--- START ---
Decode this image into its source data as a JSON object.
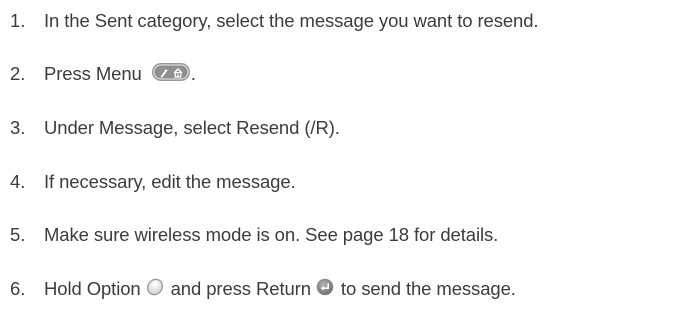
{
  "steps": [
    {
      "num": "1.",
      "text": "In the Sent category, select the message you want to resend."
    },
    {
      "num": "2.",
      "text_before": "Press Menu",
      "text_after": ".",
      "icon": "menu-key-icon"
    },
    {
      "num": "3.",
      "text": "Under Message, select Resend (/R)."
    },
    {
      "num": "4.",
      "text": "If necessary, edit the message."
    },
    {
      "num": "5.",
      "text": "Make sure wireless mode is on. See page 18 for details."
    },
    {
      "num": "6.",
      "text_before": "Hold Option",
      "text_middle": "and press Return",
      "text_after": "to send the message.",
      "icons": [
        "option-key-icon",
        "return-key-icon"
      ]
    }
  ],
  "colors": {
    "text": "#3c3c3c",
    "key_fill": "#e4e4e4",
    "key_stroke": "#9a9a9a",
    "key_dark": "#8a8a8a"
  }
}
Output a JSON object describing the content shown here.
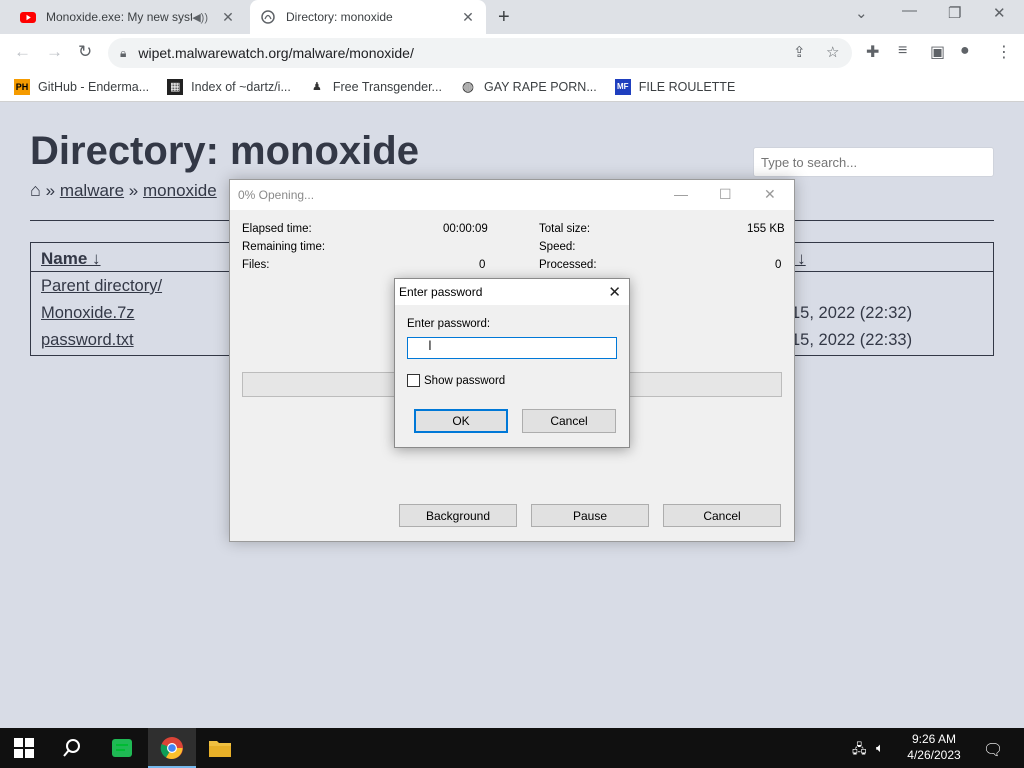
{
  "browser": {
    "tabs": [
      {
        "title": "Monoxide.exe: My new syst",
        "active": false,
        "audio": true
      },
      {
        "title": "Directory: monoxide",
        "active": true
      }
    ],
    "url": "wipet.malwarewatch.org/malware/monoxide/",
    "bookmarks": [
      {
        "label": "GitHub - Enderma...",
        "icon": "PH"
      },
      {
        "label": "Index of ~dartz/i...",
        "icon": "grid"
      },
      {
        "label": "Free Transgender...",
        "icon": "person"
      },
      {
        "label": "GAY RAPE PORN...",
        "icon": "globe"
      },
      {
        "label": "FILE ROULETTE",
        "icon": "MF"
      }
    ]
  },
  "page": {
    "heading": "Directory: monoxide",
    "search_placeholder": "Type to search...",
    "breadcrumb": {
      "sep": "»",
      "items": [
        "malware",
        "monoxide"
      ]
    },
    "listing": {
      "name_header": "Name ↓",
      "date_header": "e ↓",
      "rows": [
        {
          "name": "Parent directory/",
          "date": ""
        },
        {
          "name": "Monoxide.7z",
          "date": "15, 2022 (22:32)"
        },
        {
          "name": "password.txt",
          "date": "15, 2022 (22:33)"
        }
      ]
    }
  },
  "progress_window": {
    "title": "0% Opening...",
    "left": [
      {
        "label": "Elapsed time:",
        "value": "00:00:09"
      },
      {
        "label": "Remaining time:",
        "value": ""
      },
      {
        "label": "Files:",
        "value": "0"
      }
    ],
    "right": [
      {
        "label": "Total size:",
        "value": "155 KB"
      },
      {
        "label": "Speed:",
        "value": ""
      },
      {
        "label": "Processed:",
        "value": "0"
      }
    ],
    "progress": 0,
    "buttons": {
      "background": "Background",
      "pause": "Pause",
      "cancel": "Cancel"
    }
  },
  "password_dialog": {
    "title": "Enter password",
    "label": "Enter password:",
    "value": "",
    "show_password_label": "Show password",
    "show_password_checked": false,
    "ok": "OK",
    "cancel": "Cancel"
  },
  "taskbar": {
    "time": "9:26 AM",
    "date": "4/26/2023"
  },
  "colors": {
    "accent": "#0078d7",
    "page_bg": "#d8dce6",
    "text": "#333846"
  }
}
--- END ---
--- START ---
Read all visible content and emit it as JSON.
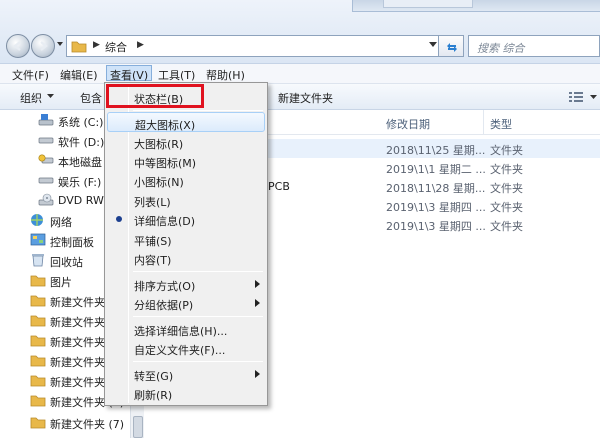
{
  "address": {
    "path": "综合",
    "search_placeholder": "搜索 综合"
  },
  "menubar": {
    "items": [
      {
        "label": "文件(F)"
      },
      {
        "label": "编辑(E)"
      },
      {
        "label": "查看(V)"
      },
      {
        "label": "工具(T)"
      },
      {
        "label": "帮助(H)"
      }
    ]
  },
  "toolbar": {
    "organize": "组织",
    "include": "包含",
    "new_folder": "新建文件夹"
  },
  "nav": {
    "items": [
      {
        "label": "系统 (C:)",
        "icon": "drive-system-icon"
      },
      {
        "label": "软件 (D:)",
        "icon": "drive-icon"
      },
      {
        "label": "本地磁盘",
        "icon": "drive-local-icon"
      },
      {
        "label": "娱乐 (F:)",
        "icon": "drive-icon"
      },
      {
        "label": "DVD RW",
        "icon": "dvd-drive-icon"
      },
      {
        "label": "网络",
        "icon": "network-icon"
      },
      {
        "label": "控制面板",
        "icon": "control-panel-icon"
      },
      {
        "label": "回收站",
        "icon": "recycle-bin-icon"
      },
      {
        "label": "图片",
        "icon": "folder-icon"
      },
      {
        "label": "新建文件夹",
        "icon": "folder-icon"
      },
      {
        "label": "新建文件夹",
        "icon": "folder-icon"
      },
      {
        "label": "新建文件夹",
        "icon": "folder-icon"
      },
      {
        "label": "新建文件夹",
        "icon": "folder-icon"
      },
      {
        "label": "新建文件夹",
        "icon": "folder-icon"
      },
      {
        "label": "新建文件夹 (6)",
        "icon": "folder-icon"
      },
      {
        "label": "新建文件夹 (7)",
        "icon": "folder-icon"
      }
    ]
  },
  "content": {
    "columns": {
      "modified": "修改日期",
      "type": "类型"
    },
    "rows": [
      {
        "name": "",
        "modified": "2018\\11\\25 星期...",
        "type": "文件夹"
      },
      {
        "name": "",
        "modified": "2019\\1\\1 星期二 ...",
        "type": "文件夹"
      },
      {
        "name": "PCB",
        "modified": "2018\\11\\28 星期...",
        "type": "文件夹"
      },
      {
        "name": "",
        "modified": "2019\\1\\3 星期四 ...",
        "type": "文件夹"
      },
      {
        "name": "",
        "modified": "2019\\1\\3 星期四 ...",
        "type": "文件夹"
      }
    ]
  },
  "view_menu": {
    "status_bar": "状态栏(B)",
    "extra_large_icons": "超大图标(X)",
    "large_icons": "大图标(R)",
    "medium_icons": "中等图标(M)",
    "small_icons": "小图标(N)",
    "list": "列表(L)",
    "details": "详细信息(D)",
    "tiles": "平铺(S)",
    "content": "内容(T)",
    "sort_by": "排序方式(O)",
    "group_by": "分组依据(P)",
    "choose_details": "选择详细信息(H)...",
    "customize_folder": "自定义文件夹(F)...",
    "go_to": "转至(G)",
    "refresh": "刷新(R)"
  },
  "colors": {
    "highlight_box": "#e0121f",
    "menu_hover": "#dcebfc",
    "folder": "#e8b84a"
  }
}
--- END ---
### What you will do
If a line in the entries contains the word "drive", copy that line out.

### Task solution
        "icon": "drive-system-icon"
        "icon": "drive-icon"
        "icon": "drive-local-icon"
        "icon": "drive-icon"
        "icon": "dvd-drive-icon"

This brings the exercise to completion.